United Company Rusal, the Russian aluminium giant run by oligarch Oleg Deripaska, is planning to list in Hong Kong by December in a huge blow to the London Stock Exchange.
London has long been considered the home of the listed mining sector, with BHP Billiton, Rio Tinto and Anglo American among the exchange's big names. Missing out on the world's biggest aluminium producer would be a hit to that reputation, according to industry bankers.
Mining sector sources said that the partial float, which would list between 10 and 20 per cent of the company's shares, could value Rusal at $20-30bn.
Goldman Sachs and Credit Suisse have been lined up as the global co-ordinators for the flotation, which is expected to be marketed in Hong Kong in November. There are likely to be two bookrunners – more junior positions – that are expected to go to BNP Paribas and a Chinese bank.
BNP is one of Rusal's leading lenders, and has sat on the committee that has been restructuring the group's debts. Rusal should complete its restructuring within the next month, allowing it to start marketing a float in November.
Sources said that a secondary listing on Euronext, the Paris-based exchange, is also under consideration. A senior mining figure added that Hong Kong was attractive due to its proximity to mainland China, a major customer.
Aluminium Corporation of China, better known as Chalco, Rusal's major rival, is also listed in Hong Kong. "There is no major aluminium player in London," said one source.
Rusal has long harboured plans to float on a major exchange, and was choosing between a London and Hong Kong until the market collapse frustrated the company.
Oleg Mukhamedshin, Rusal's director of capital markets, said last month that a listing "will be possible in the next 12 to 24 months". The original plan had been to list by the end of this year, a timetable that appears to have been resurrected.
Vera Kurochkina, a Rusal spokeswoman, denied that a decision had been made on a flotation, adding that banks had not been appointed. However, just last month Ms Kurochkina was reported as saying that Rusal was technically ready for a listing.
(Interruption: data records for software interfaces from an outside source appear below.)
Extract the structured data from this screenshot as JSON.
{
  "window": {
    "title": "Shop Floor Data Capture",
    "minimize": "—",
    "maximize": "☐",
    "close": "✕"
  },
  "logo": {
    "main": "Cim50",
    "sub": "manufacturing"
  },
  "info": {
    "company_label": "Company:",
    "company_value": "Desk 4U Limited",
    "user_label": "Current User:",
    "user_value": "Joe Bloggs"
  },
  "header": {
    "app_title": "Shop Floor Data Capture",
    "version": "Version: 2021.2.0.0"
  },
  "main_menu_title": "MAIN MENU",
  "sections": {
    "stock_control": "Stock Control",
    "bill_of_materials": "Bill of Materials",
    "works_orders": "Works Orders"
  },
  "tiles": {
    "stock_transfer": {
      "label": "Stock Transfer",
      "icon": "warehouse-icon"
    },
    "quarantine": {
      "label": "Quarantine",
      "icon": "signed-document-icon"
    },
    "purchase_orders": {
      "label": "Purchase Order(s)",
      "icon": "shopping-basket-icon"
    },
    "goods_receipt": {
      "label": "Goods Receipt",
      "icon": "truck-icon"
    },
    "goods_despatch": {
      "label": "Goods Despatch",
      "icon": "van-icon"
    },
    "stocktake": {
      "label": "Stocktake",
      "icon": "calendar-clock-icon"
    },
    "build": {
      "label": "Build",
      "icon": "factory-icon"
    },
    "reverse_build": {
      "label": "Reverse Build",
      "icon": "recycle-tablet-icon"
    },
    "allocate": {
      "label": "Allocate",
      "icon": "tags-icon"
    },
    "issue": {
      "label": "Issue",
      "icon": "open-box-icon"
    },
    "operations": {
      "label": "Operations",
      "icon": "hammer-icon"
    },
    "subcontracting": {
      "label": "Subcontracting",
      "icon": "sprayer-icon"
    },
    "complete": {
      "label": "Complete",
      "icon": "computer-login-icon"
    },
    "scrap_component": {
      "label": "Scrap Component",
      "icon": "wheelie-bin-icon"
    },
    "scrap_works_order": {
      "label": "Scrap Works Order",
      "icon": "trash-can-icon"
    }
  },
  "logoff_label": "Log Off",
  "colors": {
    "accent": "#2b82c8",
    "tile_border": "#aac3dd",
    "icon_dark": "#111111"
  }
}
Mr Deripaska was in the news last week fater General Motors confirmed that it would sell a 55 per cent stake in Opel and Vauxhall to Canadian vehicle parts group Magna International. Gaz, Mr Deripaska's carmaker, is a member of Magna's consortium.